Please restate the data word for word.

-- Opening Marker --

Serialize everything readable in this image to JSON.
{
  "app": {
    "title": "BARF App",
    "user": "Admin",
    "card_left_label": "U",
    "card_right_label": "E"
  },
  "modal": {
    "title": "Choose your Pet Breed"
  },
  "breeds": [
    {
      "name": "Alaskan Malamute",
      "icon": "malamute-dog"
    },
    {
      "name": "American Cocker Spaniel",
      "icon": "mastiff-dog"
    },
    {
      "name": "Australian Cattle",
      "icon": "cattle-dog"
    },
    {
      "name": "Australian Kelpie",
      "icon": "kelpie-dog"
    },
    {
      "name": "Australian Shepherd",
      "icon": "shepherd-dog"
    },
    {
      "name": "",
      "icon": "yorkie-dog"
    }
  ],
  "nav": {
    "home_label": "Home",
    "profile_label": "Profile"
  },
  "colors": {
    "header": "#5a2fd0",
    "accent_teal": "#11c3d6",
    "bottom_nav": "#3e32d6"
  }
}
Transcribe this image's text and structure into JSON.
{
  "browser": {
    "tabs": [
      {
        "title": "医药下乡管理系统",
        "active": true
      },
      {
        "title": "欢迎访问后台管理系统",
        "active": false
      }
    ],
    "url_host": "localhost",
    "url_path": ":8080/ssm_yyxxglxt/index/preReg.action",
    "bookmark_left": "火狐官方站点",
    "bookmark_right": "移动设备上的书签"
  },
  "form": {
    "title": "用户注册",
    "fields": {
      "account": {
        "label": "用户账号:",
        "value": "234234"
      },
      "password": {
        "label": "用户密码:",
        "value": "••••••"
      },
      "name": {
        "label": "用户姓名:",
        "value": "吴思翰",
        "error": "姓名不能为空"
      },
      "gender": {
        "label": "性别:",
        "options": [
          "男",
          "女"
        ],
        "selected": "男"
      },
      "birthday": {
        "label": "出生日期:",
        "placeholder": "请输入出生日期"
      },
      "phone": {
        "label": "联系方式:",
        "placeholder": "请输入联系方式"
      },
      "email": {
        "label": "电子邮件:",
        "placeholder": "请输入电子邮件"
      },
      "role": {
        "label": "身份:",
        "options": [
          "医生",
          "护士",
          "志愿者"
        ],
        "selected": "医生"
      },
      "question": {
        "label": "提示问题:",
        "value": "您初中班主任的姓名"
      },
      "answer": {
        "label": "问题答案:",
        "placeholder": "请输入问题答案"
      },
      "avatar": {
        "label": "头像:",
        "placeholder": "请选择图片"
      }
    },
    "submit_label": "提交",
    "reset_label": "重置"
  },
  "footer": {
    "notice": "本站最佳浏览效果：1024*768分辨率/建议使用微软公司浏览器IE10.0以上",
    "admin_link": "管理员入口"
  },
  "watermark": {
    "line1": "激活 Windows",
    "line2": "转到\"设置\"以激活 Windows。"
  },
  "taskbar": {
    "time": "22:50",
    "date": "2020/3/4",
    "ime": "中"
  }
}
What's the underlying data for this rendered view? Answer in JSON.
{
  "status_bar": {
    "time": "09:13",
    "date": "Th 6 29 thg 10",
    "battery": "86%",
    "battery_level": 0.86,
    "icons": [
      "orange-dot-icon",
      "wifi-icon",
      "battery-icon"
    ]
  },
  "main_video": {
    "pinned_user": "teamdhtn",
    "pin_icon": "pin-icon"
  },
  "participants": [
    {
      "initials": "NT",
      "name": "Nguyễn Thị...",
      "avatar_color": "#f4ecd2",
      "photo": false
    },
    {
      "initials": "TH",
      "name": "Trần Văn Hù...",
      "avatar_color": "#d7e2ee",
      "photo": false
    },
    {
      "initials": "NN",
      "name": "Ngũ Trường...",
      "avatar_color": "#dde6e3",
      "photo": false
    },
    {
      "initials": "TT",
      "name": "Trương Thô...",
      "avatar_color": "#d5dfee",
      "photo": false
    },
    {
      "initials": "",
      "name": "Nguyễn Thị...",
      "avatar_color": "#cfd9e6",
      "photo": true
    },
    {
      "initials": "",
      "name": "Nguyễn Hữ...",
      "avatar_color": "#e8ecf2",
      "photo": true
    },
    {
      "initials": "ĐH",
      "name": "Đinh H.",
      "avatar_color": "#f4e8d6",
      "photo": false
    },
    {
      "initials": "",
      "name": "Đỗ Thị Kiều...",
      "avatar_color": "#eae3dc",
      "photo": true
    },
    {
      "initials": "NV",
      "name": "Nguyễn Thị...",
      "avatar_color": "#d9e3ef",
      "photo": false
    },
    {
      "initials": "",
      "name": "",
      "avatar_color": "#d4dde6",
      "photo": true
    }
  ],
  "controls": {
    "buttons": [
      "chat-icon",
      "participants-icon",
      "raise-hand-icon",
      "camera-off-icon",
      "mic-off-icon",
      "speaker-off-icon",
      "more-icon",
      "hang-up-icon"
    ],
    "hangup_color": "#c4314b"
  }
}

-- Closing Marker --

Completed task -
Serialize everything readable in this image to JSON.
{
  "app": {
    "title": "BARF App",
    "user": "Admin",
    "card_left_label": "U",
    "card_right_label": "E"
  },
  "modal": {
    "title": "Choose your Pet Breed"
  },
  "breeds": [
    {
      "name": "Alaskan Malamute",
      "icon": "malamute-dog"
    },
    {
      "name": "American Cocker Spaniel",
      "icon": "mastiff-dog"
    },
    {
      "name": "Australian Cattle",
      "icon": "cattle-dog"
    },
    {
      "name": "Australian Kelpie",
      "icon": "kelpie-dog"
    },
    {
      "name": "Australian Shepherd",
      "icon": "shepherd-dog"
    },
    {
      "name": "",
      "icon": "yorkie-dog"
    }
  ],
  "nav": {
    "home_label": "Home",
    "profile_label": "Profile"
  },
  "colors": {
    "header": "#5a2fd0",
    "accent_teal": "#11c3d6",
    "bottom_nav": "#3e32d6"
  }
}
Transcribe this image's text and structure into JSON.
{
  "browser": {
    "tabs": [
      {
        "title": "医药下乡管理系统",
        "active": true
      },
      {
        "title": "欢迎访问后台管理系统",
        "active": false
      }
    ],
    "url_host": "localhost",
    "url_path": ":8080/ssm_yyxxglxt/index/preReg.action",
    "bookmark_left": "火狐官方站点",
    "bookmark_right": "移动设备上的书签"
  },
  "form": {
    "title": "用户注册",
    "fields": {
      "account": {
        "label": "用户账号:",
        "value": "234234"
      },
      "password": {
        "label": "用户密码:",
        "value": "••••••"
      },
      "name": {
        "label": "用户姓名:",
        "value": "吴思翰",
        "error": "姓名不能为空"
      },
      "gender": {
        "label": "性别:",
        "options": [
          "男",
          "女"
        ],
        "selected": "男"
      },
      "birthday": {
        "label": "出生日期:",
        "placeholder": "请输入出生日期"
      },
      "phone": {
        "label": "联系方式:",
        "placeholder": "请输入联系方式"
      },
      "email": {
        "label": "电子邮件:",
        "placeholder": "请输入电子邮件"
      },
      "role": {
        "label": "身份:",
        "options": [
          "医生",
          "护士",
          "志愿者"
        ],
        "selected": "医生"
      },
      "question": {
        "label": "提示问题:",
        "value": "您初中班主任的姓名"
      },
      "answer": {
        "label": "问题答案:",
        "placeholder": "请输入问题答案"
      },
      "avatar": {
        "label": "头像:",
        "placeholder": "请选择图片"
      }
    },
    "submit_label": "提交",
    "reset_label": "重置"
  },
  "footer": {
    "notice": "本站最佳浏览效果：1024*768分辨率/建议使用微软公司浏览器IE10.0以上",
    "admin_link": "管理员入口"
  },
  "watermark": {
    "line1": "激活 Windows",
    "line2": "转到\"设置\"以激活 Windows。"
  },
  "taskbar": {
    "time": "22:50",
    "date": "2020/3/4",
    "ime": "中"
  }
}
What's the underlying data for this rendered view? Answer in JSON.
{
  "status_bar": {
    "time": "09:13",
    "date": "Th 6 29 thg 10",
    "battery": "86%",
    "battery_level": 0.86,
    "icons": [
      "orange-dot-icon",
      "wifi-icon",
      "battery-icon"
    ]
  },
  "main_video": {
    "pinned_user": "teamdhtn",
    "pin_icon": "pin-icon"
  },
  "participants": [
    {
      "initials": "NT",
      "name": "Nguyễn Thị...",
      "avatar_color": "#f4ecd2",
      "photo": false
    },
    {
      "initials": "TH",
      "name": "Trần Văn Hù...",
      "avatar_color": "#d7e2ee",
      "photo": false
    },
    {
      "initials": "NN",
      "name": "Ngũ Trường...",
      "avatar_color": "#dde6e3",
      "photo": false
    },
    {
      "initials": "TT",
      "name": "Trương Thô...",
      "avatar_color": "#d5dfee",
      "photo": false
    },
    {
      "initials": "",
      "name": "Nguyễn Thị...",
      "avatar_color": "#cfd9e6",
      "photo": true
    },
    {
      "initials": "",
      "name": "Nguyễn Hữ...",
      "avatar_color": "#e8ecf2",
      "photo": true
    },
    {
      "initials": "ĐH",
      "name": "Đinh H.",
      "avatar_color": "#f4e8d6",
      "photo": false
    },
    {
      "initials": "",
      "name": "Đỗ Thị Kiều...",
      "avatar_color": "#eae3dc",
      "photo": true
    },
    {
      "initials": "NV",
      "name": "Nguyễn Thị...",
      "avatar_color": "#d9e3ef",
      "photo": false
    },
    {
      "initials": "",
      "name": "",
      "avatar_color": "#d4dde6",
      "photo": true
    }
  ],
  "controls": {
    "buttons": [
      "chat-icon",
      "participants-icon",
      "raise-hand-icon",
      "camera-off-icon",
      "mic-off-icon",
      "speaker-off-icon",
      "more-icon",
      "hang-up-icon"
    ],
    "hangup_color": "#c4314b"
  }
}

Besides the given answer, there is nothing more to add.